Stephanie Seguino is a professor of economics at UVM. She has been researching roadside stop data in Vermont for over ten years.
“Moving forward we all have to own this problem of racism, said Seguino. “The big challenge is that Vermonters don’t think we have that problem, so I think the data helps us that we too have breathed this air.”
In 2014 the Vermont legislature passed a law requiring every police agency to collect traffic stop data including the driver’s race. Since 2014 Seguino and her colleague from Cornell University found racial disparities across the state from their research.
“What we found in most towns was that blacks were over-stopped relative to their share of the driving population and Asians and whites were under-stopped,” said Seguino.
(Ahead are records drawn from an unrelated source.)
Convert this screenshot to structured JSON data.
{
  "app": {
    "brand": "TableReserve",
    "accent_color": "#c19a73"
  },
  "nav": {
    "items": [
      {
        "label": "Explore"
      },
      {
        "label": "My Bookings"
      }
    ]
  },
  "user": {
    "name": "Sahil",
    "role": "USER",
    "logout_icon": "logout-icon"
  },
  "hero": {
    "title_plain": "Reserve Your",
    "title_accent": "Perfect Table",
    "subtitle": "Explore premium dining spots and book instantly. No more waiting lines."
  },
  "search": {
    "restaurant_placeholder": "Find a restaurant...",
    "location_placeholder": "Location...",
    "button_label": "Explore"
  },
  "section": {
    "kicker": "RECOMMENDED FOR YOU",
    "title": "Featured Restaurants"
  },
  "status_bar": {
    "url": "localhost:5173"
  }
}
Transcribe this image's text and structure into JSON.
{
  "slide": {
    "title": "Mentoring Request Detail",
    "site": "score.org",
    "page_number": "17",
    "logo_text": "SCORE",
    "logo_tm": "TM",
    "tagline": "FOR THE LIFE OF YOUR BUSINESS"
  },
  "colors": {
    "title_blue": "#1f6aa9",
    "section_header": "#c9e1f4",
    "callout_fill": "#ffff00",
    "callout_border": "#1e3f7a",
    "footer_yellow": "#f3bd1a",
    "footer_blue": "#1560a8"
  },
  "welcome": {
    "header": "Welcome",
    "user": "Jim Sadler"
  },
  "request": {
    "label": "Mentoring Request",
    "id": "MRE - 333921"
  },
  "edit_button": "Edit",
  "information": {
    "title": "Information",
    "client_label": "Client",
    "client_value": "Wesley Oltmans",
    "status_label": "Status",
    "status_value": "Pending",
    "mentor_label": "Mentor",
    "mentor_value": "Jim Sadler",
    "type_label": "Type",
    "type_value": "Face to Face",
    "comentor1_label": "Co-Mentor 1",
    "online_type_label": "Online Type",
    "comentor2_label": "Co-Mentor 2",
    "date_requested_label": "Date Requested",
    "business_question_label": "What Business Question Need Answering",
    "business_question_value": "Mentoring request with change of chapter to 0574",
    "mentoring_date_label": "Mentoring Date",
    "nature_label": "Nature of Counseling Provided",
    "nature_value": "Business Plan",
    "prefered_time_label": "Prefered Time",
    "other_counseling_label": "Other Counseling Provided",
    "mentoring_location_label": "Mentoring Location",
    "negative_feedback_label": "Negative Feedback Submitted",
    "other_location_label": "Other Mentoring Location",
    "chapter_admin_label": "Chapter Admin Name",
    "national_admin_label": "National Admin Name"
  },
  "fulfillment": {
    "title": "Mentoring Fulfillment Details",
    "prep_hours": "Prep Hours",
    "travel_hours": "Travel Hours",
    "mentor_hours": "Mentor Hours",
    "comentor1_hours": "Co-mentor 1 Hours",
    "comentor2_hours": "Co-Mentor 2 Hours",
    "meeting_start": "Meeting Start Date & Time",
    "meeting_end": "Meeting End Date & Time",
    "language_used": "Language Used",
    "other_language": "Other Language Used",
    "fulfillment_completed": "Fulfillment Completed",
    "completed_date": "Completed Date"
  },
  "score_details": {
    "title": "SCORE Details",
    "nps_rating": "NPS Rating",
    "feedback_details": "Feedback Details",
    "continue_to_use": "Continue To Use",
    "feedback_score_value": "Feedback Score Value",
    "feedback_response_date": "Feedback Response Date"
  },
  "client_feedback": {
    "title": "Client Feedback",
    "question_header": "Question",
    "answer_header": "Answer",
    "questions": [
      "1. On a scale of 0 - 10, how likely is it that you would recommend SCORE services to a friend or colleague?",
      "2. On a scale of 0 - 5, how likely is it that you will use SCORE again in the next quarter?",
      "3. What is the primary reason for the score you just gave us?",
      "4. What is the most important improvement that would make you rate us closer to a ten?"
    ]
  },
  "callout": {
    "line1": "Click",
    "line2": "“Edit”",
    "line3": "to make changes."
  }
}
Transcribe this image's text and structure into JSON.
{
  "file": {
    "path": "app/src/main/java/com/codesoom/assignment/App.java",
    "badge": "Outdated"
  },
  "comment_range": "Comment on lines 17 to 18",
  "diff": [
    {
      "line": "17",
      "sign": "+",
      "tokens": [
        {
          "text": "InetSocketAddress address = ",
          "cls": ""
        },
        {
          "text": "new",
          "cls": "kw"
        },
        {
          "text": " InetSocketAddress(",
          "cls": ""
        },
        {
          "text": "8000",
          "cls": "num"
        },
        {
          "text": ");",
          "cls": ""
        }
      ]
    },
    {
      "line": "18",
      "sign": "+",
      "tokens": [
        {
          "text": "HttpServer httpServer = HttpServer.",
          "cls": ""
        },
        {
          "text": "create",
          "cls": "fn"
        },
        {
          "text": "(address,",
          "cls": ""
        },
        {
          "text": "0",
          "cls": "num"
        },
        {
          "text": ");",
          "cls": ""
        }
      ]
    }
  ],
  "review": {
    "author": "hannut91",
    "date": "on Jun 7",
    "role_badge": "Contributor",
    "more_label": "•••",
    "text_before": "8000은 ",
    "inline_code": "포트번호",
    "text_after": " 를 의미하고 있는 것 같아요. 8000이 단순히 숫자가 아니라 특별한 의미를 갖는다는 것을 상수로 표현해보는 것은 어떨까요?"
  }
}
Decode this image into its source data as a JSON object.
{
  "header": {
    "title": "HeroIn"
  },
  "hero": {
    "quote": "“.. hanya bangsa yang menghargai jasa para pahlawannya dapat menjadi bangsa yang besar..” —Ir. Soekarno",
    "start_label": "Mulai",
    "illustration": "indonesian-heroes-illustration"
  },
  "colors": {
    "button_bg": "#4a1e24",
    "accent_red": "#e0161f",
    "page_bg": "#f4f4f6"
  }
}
Seguino also used the data to research arrest rates and search rates. She said African Americans were twice as likely to be arrested subsequent to a stop. Her analysis also showed that the probability of being searched is three to four, or even six times greater than whites.
Director of Fair and Impartial Policing for the Vermont State Police Capt. Garry Scott said VSP has been collecting data before it was required. On Thursday, he said they are one of the only state police agencies in the country that has a Director of Fair and Impartial Policing. Vermont State Police also has a Fair and Impartial Committee. Vermont State Police told Local 22/44 that their efforts include building relationship of trust with communities of color and minority communities. VSP also said they look to diversify the workplace and improve cultural awareness.
“We fully recognize that there are institutional systemic problems that we need to address with our membership, and we have tried a variety of those things,” said Capt. Scott.
Scott said the data does not account for all aspect of policing.
“It’s just one piece and we would rather hear from the NAACP about what they are hearing in those communities and working with those members and then we design training curriculum,” said Scott.
While Vermont State Police does use their data, Seguino said that is not the case for some local law enforcement agencies around the state.
“I can only think of two police departments that regularly use these data as a management tool,” said Seguino.
For more information on the study and policing, click here.